Figure. Miguel, a mi... - Click to enlarge in new windowFigure. Miguel, a migrant farmworker from Mexico, has just completed a sweep filling his rake with wild lowbush blueberries in Washington County, Maine. Color photograph, variable print size, 2007.

These two photographs were taken in fields and barrens owned by two large blueberry companies in Washington County, Maine. Dotter explains, "The raker in the first photograph, Miguel, is one of a nine-man Mexican crew that has returned to work the Maine blueberry harvest for many seasons. He uses a technique called sweeping; the rake's momentum pulls the berries from the thick bushes. Growers prefer rakers to use a shorter, plucking motion to prevent damage to the berries, but this means workers must spend more time hunched over.


"In the second picture, a machine sprays herbicide in a remote blueberry barren early one morning. Federal law requires that warning signs be posted before such application begins and remain posted for at least two days thereafter. Yet the only notification on this occasion was the strong chemical odor coming from about half a mile down the road."

Figure. A pesticide ... - Click to enlarge in new windowFigure. A pesticide and herbicide application machine sprays wild lowbush blueberries with herbicide in Washington County, Maine. Color photograph, variable print size, 2007.

On the cover features another photograph from the exhibit. Dotter says, "Blueberry rakers are responsible for carrying empty boxes, which weigh about 2 lbs. each, to their assigned areas, filling them, and hauling them back to the road for collection. A full box weighs about 25 lbs. Depending on the terrain, the best rakers can fill between 50 and 150 boxes a day, for which they're paid about $2.50 each." For more information about the MMHP, visit
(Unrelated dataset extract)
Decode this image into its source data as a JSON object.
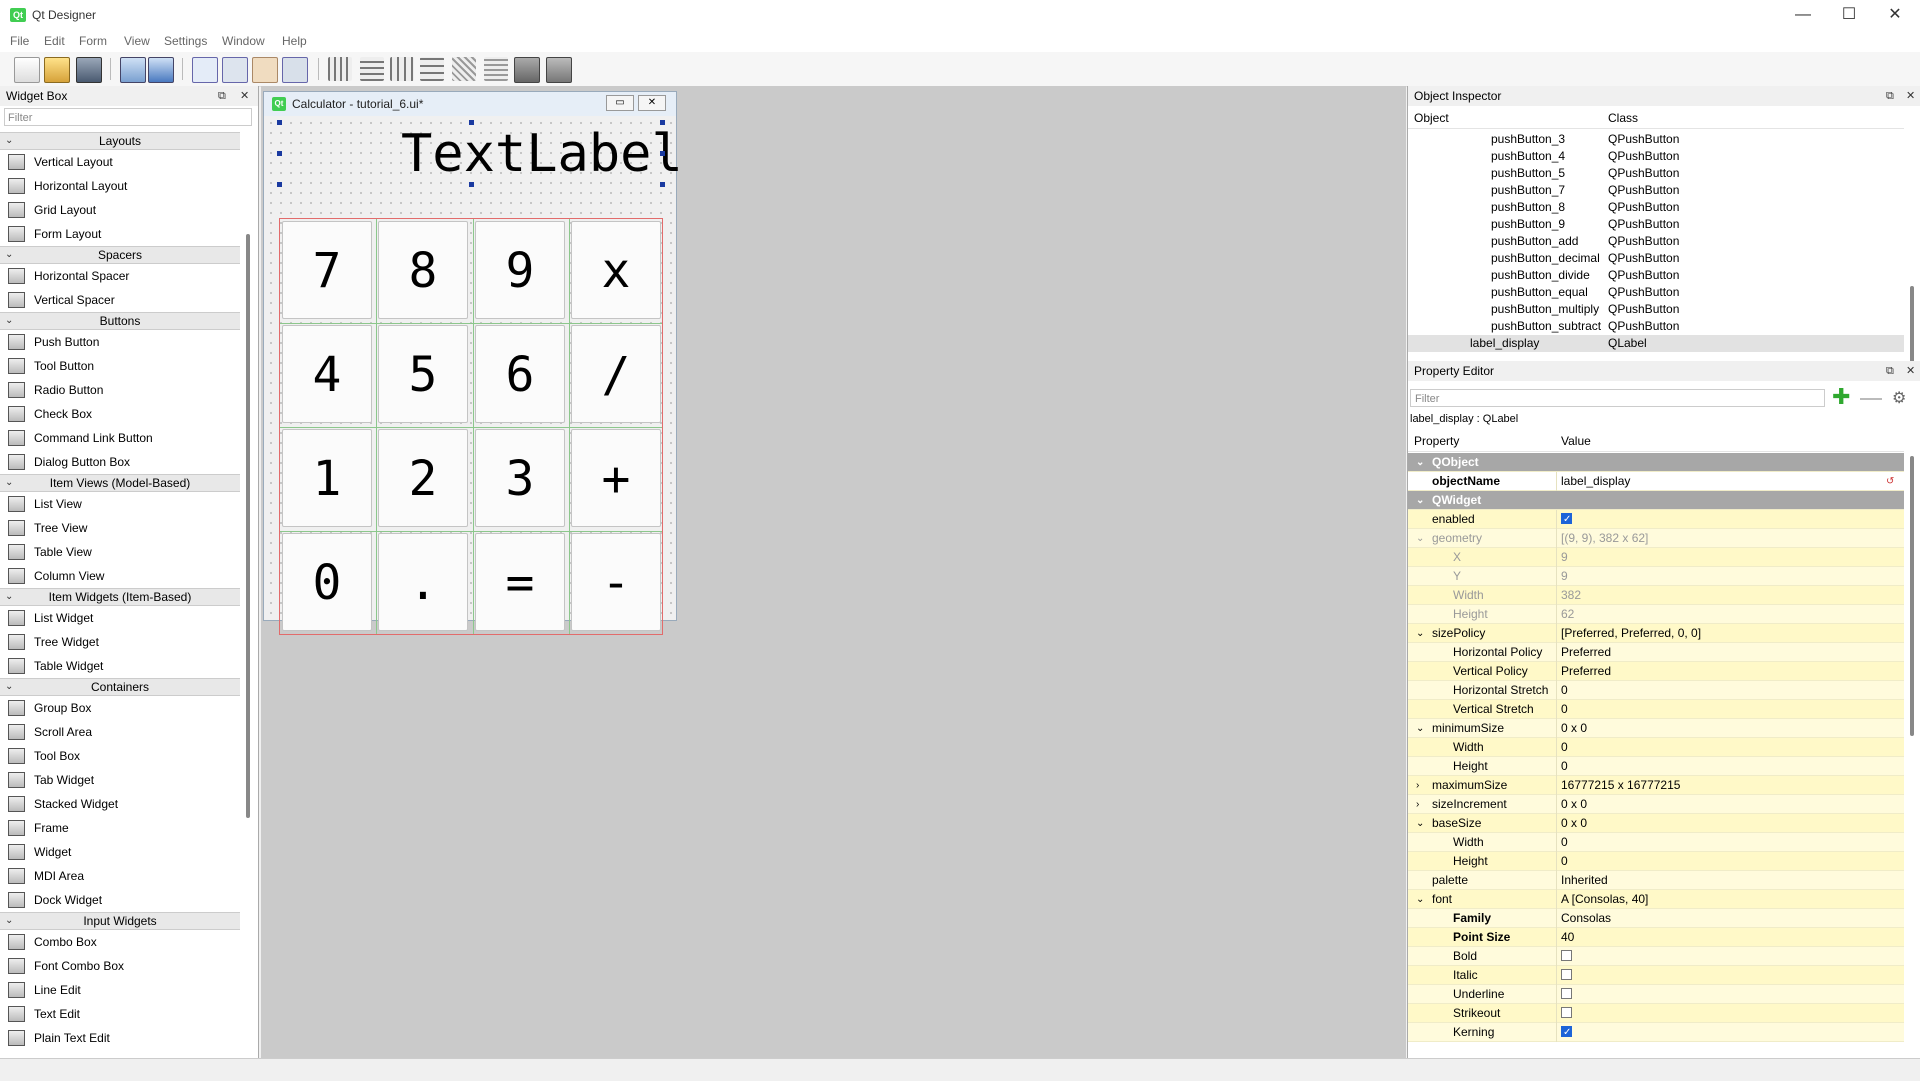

Earl Dotter, an award-winning photojournalist, has been a visiting scholar at the Harvard School of Public Health in Boston since 1999. His work is in many permanent collections, including those of the National Portrait Gallery of the Smithsonian Institute in Washington, DC, and the International Center of Photography in New York City. For more of Dotter's work, visit Contact artist: Art of Nursing is coordinated by Sylvia Foley, senior editor: